“If I were a law student looking for work on Bay Street, I would not find any of this encouraging,” says Jordan Furlong, legal consultant at Edge International. For the past 40 years, he explains, clients have blindly paid big legal fees for the work of students, at least in part. Now, that era is over: clients want lower costs, and they don’t think students, who spend most of their time completing routine legal tasks, are worth the money. For that reason, Furlong predicts that the number of articling gigs on Bay Street will continue to decline. “Firms everywhere are coming to the belated realization that they, not their clients, have to pay for student training.”

But the shrinking articling pool is only half the story: the proportion of articling students hired back is on the rise. This year, those 16 offices hired back 78 percent of students, up from 73 percent a year ago. In fact, the total number of students hired back remains steady, with 200 making the cut this year, compared to 204 in 2013.

A consistent influx of junior associates “means that firms are still looking to identify and invest in young talent,” says Adam Lepofsky, president and founder of the legal recruiting firm RainMaker Group. Despite the fall of Heenan Blaikie, stable hireback numbers indicate that firms “are optimistic about the next few years.”

Beyond hireback numbers, Lepofsky hopes recent growth in the American legal market — New York and California, in particular — will spill over into Canada within a year. “I’m getting demands from clients in the States that I haven’t gotten in a long time,” he says. “And generally our economy will follow the U.S. economy, especially in the business of law.”

The demand for legal work is hardly drying up, says Furlong. But that demand is not for junior lawyers — it’s for seasoned partners. As firms cut articling jobs, he says they’ll hire fewer first-years. The hireback rate could stay high, but Furlong expects the number of new lawyers on Bay Street to decline. “Firms are still overlawyered.” 


Bay Street looks bearish

In 2009, Blakes, Davies, McCarthys, Osler and Stikemans took on the most articling students at their Toronto offices. Since then, they’ve shed a combined 47 jobs, but the hireback rate at those firms has jumped up by 10 percent.

Toronto Articling Jobs

 

 

 

 

 

 

 

 

 


The biggest players, then and now

Toronto offices with the most students in 2009
Osler — 33
Stikemans — 33
Blakes — 29
McCarthys — 28
Davies — 22

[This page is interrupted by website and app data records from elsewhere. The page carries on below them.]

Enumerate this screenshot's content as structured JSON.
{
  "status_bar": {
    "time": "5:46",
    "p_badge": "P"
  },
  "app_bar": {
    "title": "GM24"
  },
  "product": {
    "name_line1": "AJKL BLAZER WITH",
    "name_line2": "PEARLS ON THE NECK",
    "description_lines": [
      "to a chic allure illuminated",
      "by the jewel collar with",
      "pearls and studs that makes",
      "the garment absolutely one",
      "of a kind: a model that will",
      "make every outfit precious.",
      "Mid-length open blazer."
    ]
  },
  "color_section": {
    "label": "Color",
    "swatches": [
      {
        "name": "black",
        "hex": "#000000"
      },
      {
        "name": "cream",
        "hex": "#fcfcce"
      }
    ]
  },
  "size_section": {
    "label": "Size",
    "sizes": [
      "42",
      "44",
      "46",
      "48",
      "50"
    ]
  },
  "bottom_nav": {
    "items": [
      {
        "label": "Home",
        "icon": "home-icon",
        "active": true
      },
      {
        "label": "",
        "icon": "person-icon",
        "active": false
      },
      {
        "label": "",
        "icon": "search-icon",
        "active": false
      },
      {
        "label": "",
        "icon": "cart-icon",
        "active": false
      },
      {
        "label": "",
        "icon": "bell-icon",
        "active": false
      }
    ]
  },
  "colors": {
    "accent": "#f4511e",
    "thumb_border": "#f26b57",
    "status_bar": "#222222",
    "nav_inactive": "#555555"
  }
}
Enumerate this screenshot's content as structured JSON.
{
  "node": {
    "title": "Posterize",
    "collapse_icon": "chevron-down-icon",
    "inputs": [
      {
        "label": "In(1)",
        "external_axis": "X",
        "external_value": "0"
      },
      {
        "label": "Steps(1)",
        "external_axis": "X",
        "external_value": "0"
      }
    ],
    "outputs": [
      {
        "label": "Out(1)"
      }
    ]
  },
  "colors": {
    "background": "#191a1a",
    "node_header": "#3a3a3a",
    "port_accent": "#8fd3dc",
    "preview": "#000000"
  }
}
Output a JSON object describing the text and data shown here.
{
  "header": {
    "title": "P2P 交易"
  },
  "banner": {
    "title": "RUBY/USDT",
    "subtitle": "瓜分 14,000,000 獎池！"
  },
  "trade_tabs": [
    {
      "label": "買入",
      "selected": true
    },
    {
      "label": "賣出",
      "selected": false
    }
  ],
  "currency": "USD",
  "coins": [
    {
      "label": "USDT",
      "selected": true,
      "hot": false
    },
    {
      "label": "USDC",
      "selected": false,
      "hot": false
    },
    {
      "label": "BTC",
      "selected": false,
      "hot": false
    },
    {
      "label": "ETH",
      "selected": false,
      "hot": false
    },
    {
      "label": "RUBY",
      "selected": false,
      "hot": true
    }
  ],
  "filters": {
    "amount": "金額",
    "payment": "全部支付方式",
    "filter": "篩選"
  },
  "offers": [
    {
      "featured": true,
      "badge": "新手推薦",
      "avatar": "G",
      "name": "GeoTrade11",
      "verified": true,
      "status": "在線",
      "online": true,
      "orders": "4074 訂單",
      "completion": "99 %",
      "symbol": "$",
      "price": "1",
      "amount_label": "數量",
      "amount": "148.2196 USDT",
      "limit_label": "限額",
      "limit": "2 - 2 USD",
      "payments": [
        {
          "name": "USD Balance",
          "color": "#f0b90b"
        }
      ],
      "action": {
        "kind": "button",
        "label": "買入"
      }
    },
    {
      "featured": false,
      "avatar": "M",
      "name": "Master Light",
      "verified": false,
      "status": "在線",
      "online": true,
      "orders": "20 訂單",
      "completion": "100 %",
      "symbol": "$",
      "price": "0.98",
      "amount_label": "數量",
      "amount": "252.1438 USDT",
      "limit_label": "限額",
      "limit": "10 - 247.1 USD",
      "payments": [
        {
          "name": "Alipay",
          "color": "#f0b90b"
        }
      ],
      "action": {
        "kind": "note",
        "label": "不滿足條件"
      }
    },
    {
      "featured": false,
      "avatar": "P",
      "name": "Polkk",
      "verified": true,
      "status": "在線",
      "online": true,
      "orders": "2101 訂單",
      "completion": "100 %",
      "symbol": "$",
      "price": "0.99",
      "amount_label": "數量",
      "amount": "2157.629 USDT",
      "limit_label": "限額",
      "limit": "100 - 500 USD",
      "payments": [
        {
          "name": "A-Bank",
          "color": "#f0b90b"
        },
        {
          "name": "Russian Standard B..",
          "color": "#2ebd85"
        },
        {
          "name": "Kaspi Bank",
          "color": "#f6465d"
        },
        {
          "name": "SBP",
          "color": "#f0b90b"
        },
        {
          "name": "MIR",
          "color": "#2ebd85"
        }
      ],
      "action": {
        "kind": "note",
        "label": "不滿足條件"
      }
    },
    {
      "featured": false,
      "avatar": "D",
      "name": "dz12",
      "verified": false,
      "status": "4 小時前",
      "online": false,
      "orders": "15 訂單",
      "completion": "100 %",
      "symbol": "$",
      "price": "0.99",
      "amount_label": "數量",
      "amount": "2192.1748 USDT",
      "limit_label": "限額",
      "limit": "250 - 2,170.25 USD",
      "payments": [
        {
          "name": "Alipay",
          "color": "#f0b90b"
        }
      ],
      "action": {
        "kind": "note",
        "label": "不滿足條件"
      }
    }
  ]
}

Toronto offices with the most students in 2014
Blakes — 29
Torys — 25
Stikemans, Norton Rose — 20
BLG, McCarthys, Cassels — 19 


For a detailed rundown of all the numbers, check out our Hireback Watch 2014 chart.